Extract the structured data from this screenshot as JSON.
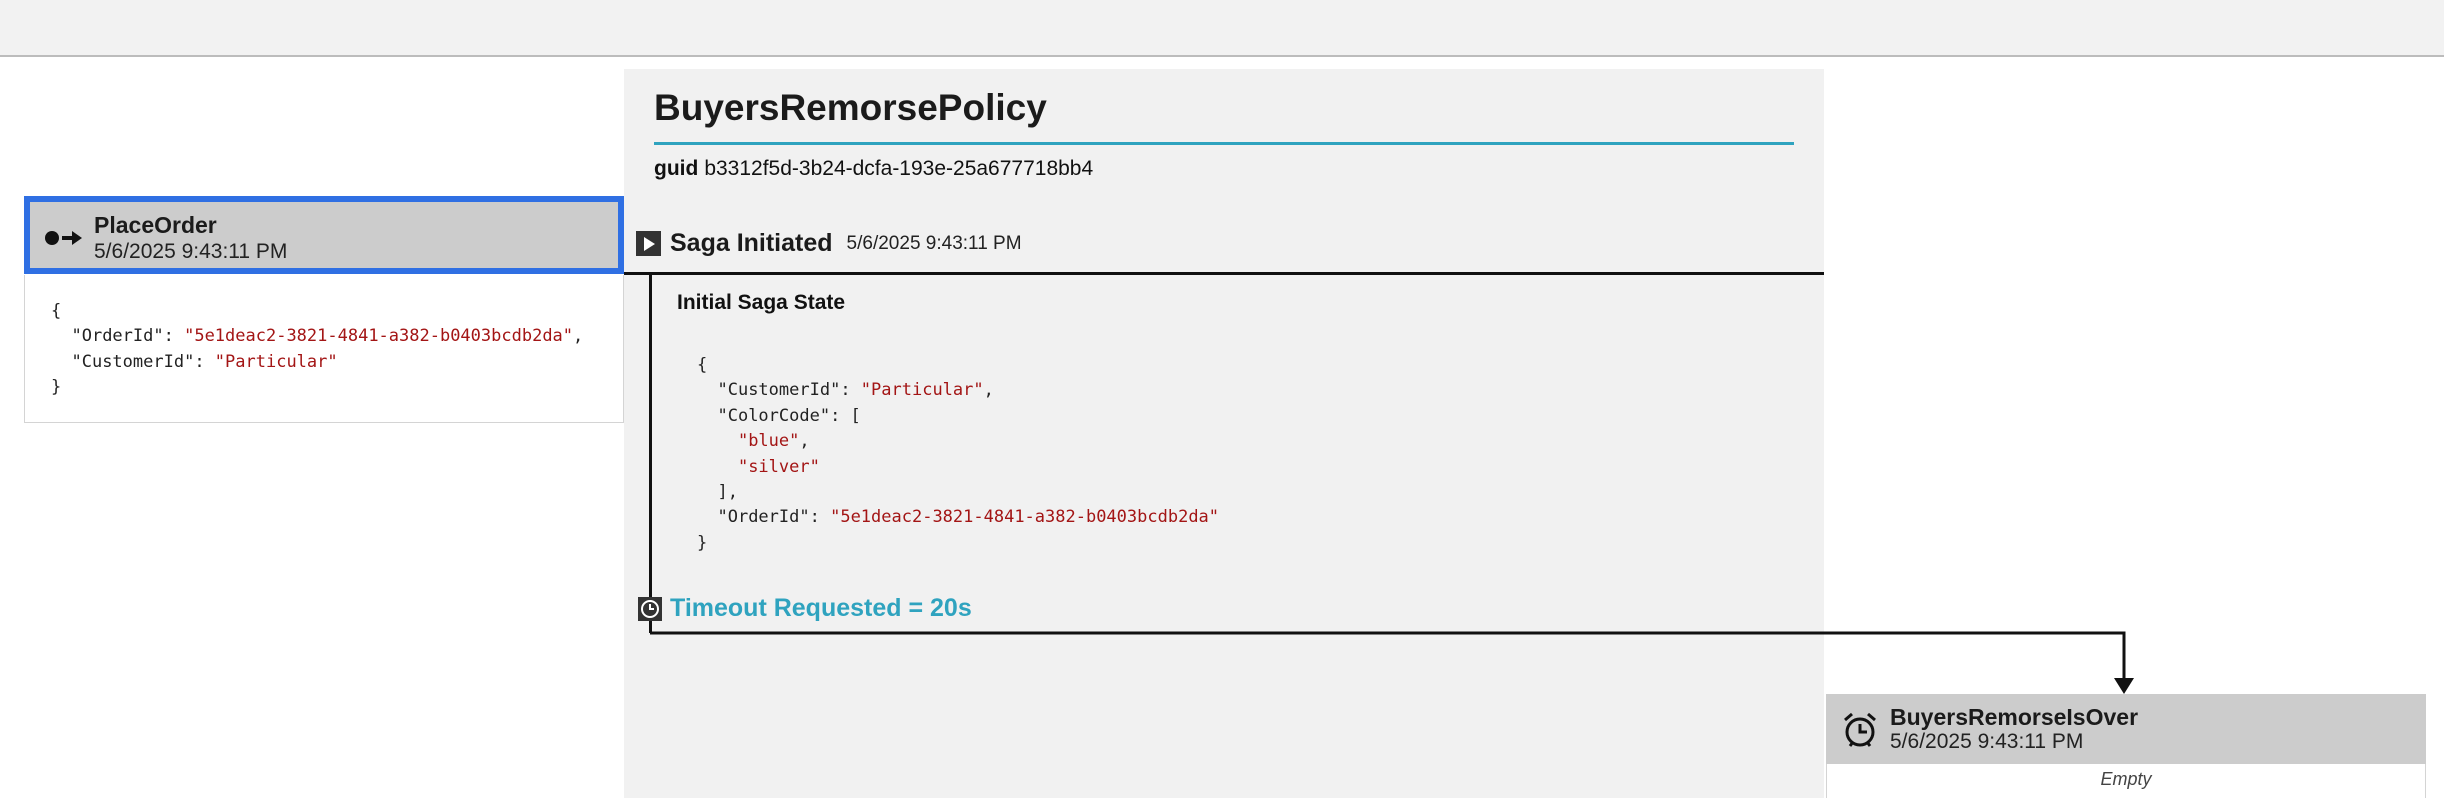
{
  "saga": {
    "title": "BuyersRemorsePolicy",
    "guid_label": "guid",
    "guid_value": "b3312f5d-3b24-dcfa-193e-25a677718bb4",
    "initiated_label": "Saga Initiated",
    "initiated_time": "5/6/2025 9:43:11 PM",
    "state_heading": "Initial Saga State",
    "state_json": {
      "customer_key": "\"CustomerId\"",
      "customer_val": "\"Particular\"",
      "color_key": "\"ColorCode\"",
      "color_val_1": "\"blue\"",
      "color_val_2": "\"silver\"",
      "order_key": "\"OrderId\"",
      "order_val": "\"5e1deac2-3821-4841-a382-b0403bcdb2da\""
    },
    "timeout_label": "Timeout Requested = 20s"
  },
  "incoming_message": {
    "name": "PlaceOrder",
    "time": "5/6/2025 9:43:11 PM",
    "icon": "command-arrow-icon",
    "json": {
      "order_key": "\"OrderId\"",
      "order_val": "\"5e1deac2-3821-4841-a382-b0403bcdb2da\"",
      "customer_key": "\"CustomerId\"",
      "customer_val": "\"Particular\""
    }
  },
  "timeout_message": {
    "name": "BuyersRemorseIsOver",
    "time": "5/6/2025 9:43:11 PM",
    "icon": "alarm-clock-icon",
    "body": "Empty"
  },
  "colors": {
    "accent": "#2fa3bf",
    "selected_border": "#2f6fe3",
    "json_string": "#a31515"
  }
}
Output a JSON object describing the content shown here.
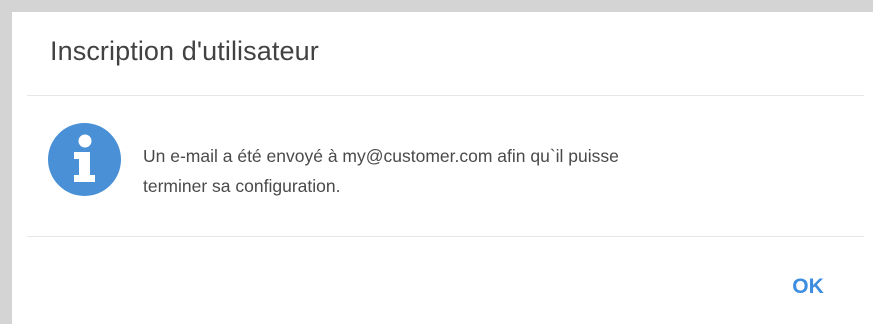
{
  "dialog": {
    "title": "Inscription d'utilisateur",
    "icon": "info-icon",
    "message_line1": "Un e-mail a été envoyé à my@customer.com afin qu`il puisse",
    "message_line2": "terminer sa configuration.",
    "ok_label": "OK"
  },
  "colors": {
    "accent": "#3d8ee0",
    "icon": "#4a90d6",
    "title": "#424242",
    "text": "#4a4a4a",
    "divider": "#e6e6e6"
  }
}
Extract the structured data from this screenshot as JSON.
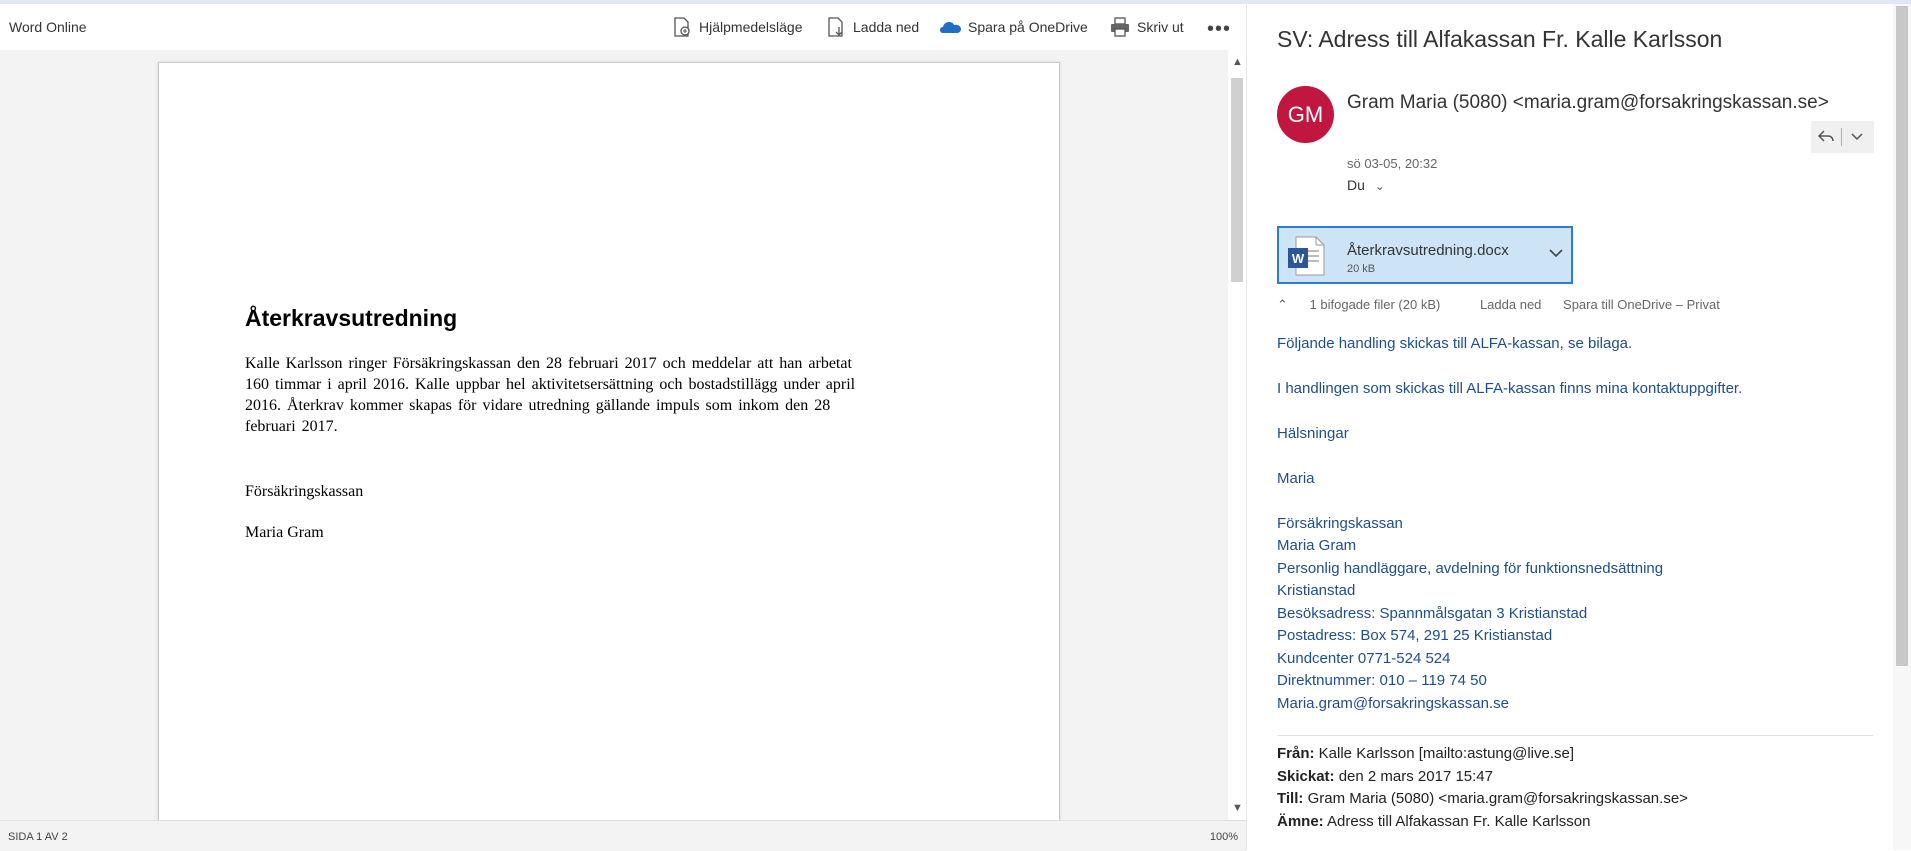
{
  "word": {
    "app_name": "Word Online",
    "toolbar": {
      "accessibility": "Hjälpmedelsläge",
      "download": "Ladda ned",
      "save_onedrive": "Spara på OneDrive",
      "print": "Skriv ut",
      "more": "•••"
    },
    "document": {
      "title": "Återkravsutredning",
      "paragraph": "Kalle Karlsson ringer Försäkringskassan den 28 februari 2017 och meddelar att han arbetat 160 timmar i april 2016. Kalle uppbar hel aktivitetsersättning och bostadstillägg under april 2016. Återkrav kommer skapas för vidare utredning gällande impuls som inkom den 28 februari 2017.",
      "signature_org": "Försäkringskassan",
      "signature_name": "Maria Gram"
    },
    "status": {
      "page": "SIDA 1 AV 2",
      "zoom": "100%"
    }
  },
  "mail": {
    "subject": "SV: Adress till Alfakassan Fr. Kalle Karlsson",
    "avatar_initials": "GM",
    "avatar_color": "#c1163f",
    "sender": "Gram Maria (5080) <maria.gram@forsakringskassan.se>",
    "date": "sö 03-05, 20:32",
    "to": "Du",
    "attachment": {
      "name": "Återkravsutredning.docx",
      "size": "20 kB"
    },
    "attachment_actions": {
      "summary": "1 bifogade filer (20 kB)",
      "download": "Ladda ned",
      "save": "Spara till OneDrive – Privat"
    },
    "body": {
      "line1": "Följande handling skickas till ALFA-kassan, se bilaga.",
      "line2": "I handlingen som skickas till ALFA-kassan finns mina kontaktuppgifter.",
      "greeting": "Hälsningar",
      "name": "Maria",
      "sig_org": "Försäkringskassan",
      "sig_name": "Maria Gram",
      "sig_title": "Personlig handläggare, avdelning för funktionsnedsättning",
      "sig_city": "Kristianstad",
      "sig_visit": "Besöksadress: Spannmålsgatan 3 Kristianstad",
      "sig_post": "Postadress: Box 574, 291 25 Kristianstad",
      "sig_customer": "Kundcenter 0771-524 524",
      "sig_direct": "Direktnummer: 010 – 119 74 50",
      "sig_email": "Maria.gram@forsakringskassan.se"
    },
    "quoted": {
      "from_label": "Från:",
      "from": "Kalle Karlsson [mailto:astung@live.se]",
      "sent_label": "Skickat:",
      "sent": "den 2 mars 2017 15:47",
      "to_label": "Till:",
      "to": "Gram Maria (5080) <maria.gram@forsakringskassan.se>",
      "subject_label": "Ämne:",
      "subject": "Adress till Alfakassan Fr. Kalle Karlsson"
    }
  }
}
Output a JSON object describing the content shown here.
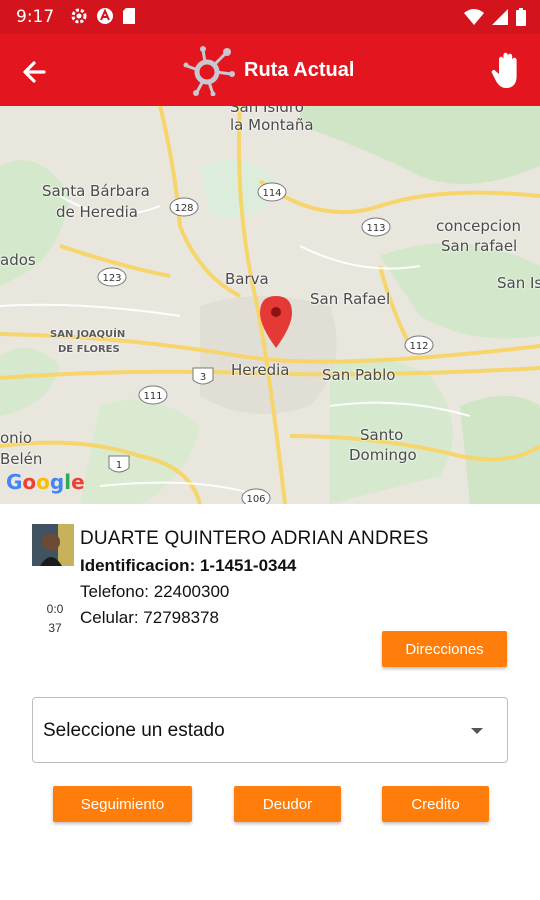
{
  "status_bar": {
    "time": "9:17"
  },
  "app_bar": {
    "title": "Ruta Actual"
  },
  "map": {
    "labels": {
      "san_isidro": "San Isidro",
      "la_montana": "la Montaña",
      "santa_barbara": "Santa Bárbara",
      "de_heredia": "de Heredia",
      "concepcion": "concepcion",
      "san_rafael_lc": "San rafael",
      "ados": "ados",
      "san_is": "San Is",
      "barva": "Barva",
      "san_rafael": "San Rafael",
      "san_joaquin": "SAN JOAQUÍN",
      "de_flores": "DE FLORES",
      "heredia": "Heredia",
      "san_pablo": "San Pablo",
      "santo": "Santo",
      "domingo": "Domingo",
      "onio": "onio",
      "belen": "Belén"
    },
    "route_shields": [
      "114",
      "128",
      "113",
      "123",
      "112",
      "3",
      "111",
      "1",
      "106"
    ],
    "attribution": "Google"
  },
  "client": {
    "name": "DUARTE QUINTERO ADRIAN ANDRES",
    "id_label": "Identificacion:",
    "id_value": "1-1451-0344",
    "phone_line": "Telefono: 22400300",
    "mobile_line": "Celular: 72798378",
    "timer_line1": "0:0",
    "timer_line2": "37"
  },
  "buttons": {
    "directions": "Direcciones",
    "follow_up": "Seguimiento",
    "debtor": "Deudor",
    "credit": "Credito"
  },
  "status_select": {
    "placeholder": "Seleccione un estado"
  },
  "colors": {
    "primary": "#e3161f",
    "accent": "#ff7d0a",
    "status_bar": "#d4141c"
  }
}
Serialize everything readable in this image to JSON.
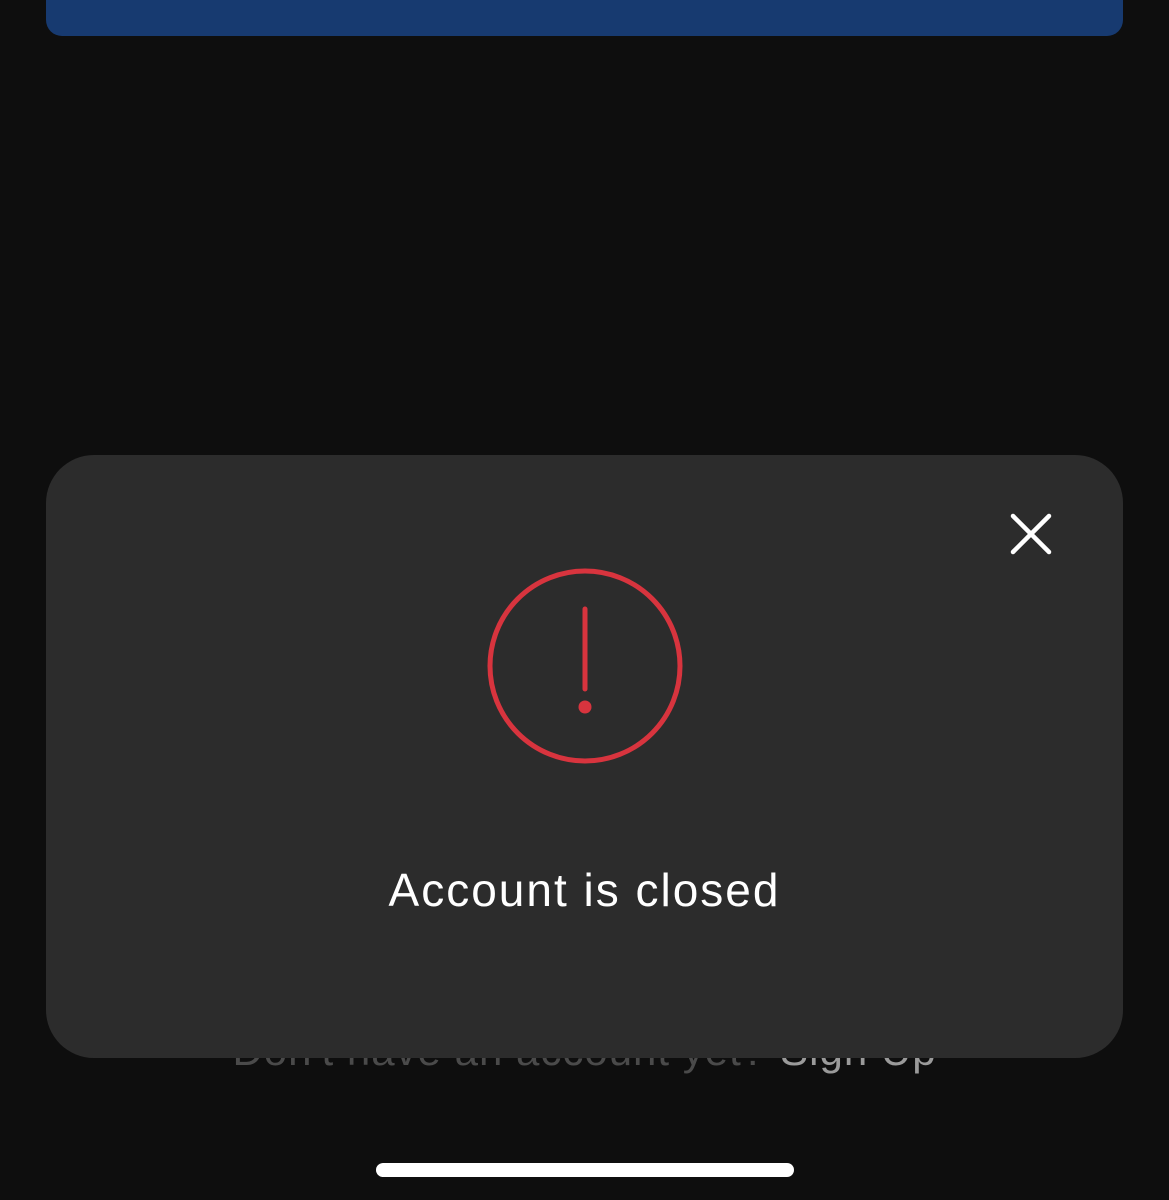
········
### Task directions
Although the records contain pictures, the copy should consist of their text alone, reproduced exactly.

### Response for this exercise
Extract the structured data from this screenshot as JSON.
{
  "saga": {
    "title": "BuyersRemorsePolicy",
    "guid_label": "guid",
    "guid_value": "b3312f5d-3b24-dcfa-193e-25a677718bb4",
    "initiated_label": "Saga Initiated",
    "initiated_time": "5/6/2025 9:43:11 PM",
    "state_heading": "Initial Saga State",
    "state_json": {
      "customer_key": "\"CustomerId\"",
      "customer_val": "\"Particular\"",
      "color_key": "\"ColorCode\"",
      "color_val_1": "\"blue\"",
      "color_val_2": "\"silver\"",
      "order_key": "\"OrderId\"",
      "order_val": "\"5e1deac2-3821-4841-a382-b0403bcdb2da\""
    },
    "timeout_label": "Timeout Requested = 20s"
  },
  "incoming_message": {
    "name": "PlaceOrder",
    "time": "5/6/2025 9:43:11 PM",
    "icon": "command-arrow-icon",
    "json": {
      "order_key": "\"OrderId\"",
      "order_val": "\"5e1deac2-3821-4841-a382-b0403bcdb2da\"",
      "customer_key": "\"CustomerId\"",
      "customer_val": "\"Particular\""
    }
  },
  "timeout_message": {
    "name": "BuyersRemorseIsOver",
    "time": "5/6/2025 9:43:11 PM",
    "icon": "alarm-clock-icon",
    "body": "Empty"
  },
  "colors": {
    "accent": "#2fa3bf",
    "selected_border": "#2f6fe3",
    "json_string": "#a31515"
  }
}
Output a JSON object describing the content shown here.
{
  "dialog": {
    "title": "Inscription d'utilisateur",
    "icon": "info-icon",
    "message_line1": "Un e-mail a été envoyé à my@customer.com afin qu`il puisse",
    "message_line2": "terminer sa configuration.",
    "ok_label": "OK"
  },
  "colors": {
    "accent": "#3d8ee0",
    "icon": "#4a90d6",
    "title": "#424242",
    "text": "#4a4a4a",
    "divider": "#e6e6e6"
  }
}
Extract the structured data from this screenshot as JSON.
{
  "word": {
    "app_name": "Word Online",
    "toolbar": {
      "accessibility": "Hjälpmedelsläge",
      "download": "Ladda ned",
      "save_onedrive": "Spara på OneDrive",
      "print": "Skriv ut",
      "more": "•••"
    },
    "document": {
      "title": "Återkravsutredning",
      "paragraph": "Kalle Karlsson ringer Försäkringskassan den 28 februari 2017 och meddelar att han arbetat 160 timmar i april 2016. Kalle uppbar hel aktivitetsersättning och bostadstillägg under april 2016. Återkrav kommer skapas för vidare utredning gällande impuls som inkom den 28 februari 2017.",
      "signature_org": "Försäkringskassan",
      "signature_name": "Maria Gram"
    },
    "status": {
      "page": "SIDA 1 AV 2",
      "zoom": "100%"
    }
  },
  "mail": {
    "subject": "SV: Adress till Alfakassan Fr. Kalle Karlsson",
    "avatar_initials": "GM",
    "avatar_color": "#c1163f",
    "sender": "Gram Maria (5080) <maria.gram@forsakringskassan.se>",
    "date": "sö 03-05, 20:32",
    "to": "Du",
    "attachment": {
      "name": "Återkravsutredning.docx",
      "size": "20 kB"
    },
    "attachment_actions": {
      "summary": "1 bifogade filer (20 kB)",
      "download": "Ladda ned",
      "save": "Spara till OneDrive – Privat"
    },
    "body": {
      "line1": "Följande handling skickas till ALFA-kassan, se bilaga.",
      "line2": "I handlingen som skickas till ALFA-kassan finns mina kontaktuppgifter.",
      "greeting": "Hälsningar",
      "name": "Maria",
      "sig_org": "Försäkringskassan",
      "sig_name": "Maria Gram",
      "sig_title": "Personlig handläggare, avdelning för funktionsnedsättning",
      "sig_city": "Kristianstad",
      "sig_visit": "Besöksadress: Spannmålsgatan 3 Kristianstad",
      "sig_post": "Postadress: Box 574, 291 25 Kristianstad",
      "sig_customer": "Kundcenter 0771-524 524",
      "sig_direct": "Direktnummer: 010 – 119 74 50",
      "sig_email": "Maria.gram@forsakringskassan.se"
    },
    "quoted": {
      "from_label": "Från:",
      "from": "Kalle Karlsson [mailto:astung@live.se]",
      "sent_label": "Skickat:",
      "sent": "den 2 mars 2017 15:47",
      "to_label": "Till:",
      "to": "Gram Maria (5080) <maria.gram@forsakringskassan.se>",
      "subject_label": "Ämne:",
      "subject": "Adress till Alfakassan Fr. Kalle Karlsson"
    }
  }
}
Output a JSON object describing the content shown here.
{
  "status_bar": {
    "time": "9:17"
  },
  "app_bar": {
    "title": "Ruta Actual"
  },
  "map": {
    "labels": {
      "san_isidro": "San Isidro",
      "la_montana": "la Montaña",
      "santa_barbara": "Santa Bárbara",
      "de_heredia": "de Heredia",
      "concepcion": "concepcion",
      "san_rafael_lc": "San rafael",
      "ados": "ados",
      "san_is": "San Is",
      "barva": "Barva",
      "san_rafael": "San Rafael",
      "san_joaquin": "SAN JOAQUÍN",
      "de_flores": "DE FLORES",
      "heredia": "Heredia",
      "san_pablo": "San Pablo",
      "santo": "Santo",
      "domingo": "Domingo",
      "onio": "onio",
      "belen": "Belén"
    },
    "route_shields": [
      "114",
      "128",
      "113",
      "123",
      "112",
      "3",
      "111",
      "1",
      "106"
    ],
    "attribution": "Google"
  },
  "client": {
    "name": "DUARTE QUINTERO ADRIAN ANDRES",
    "id_label": "Identificacion:",
    "id_value": "1-1451-0344",
    "phone_line": "Telefono: 22400300",
    "mobile_line": "Celular: 72798378",
    "timer_line1": "0:0",
    "timer_line2": "37"
  },
  "buttons": {
    "directions": "Direcciones",
    "follow_up": "Seguimiento",
    "debtor": "Deudor",
    "credit": "Credito"
  },
  "status_select": {
    "placeholder": "Seleccione un estado"
  },
  "colors": {
    "primary": "#e3161f",
    "accent": "#ff7d0a",
    "status_bar": "#d4141c"
  }
}
Serialize everything readable in this image to JSON.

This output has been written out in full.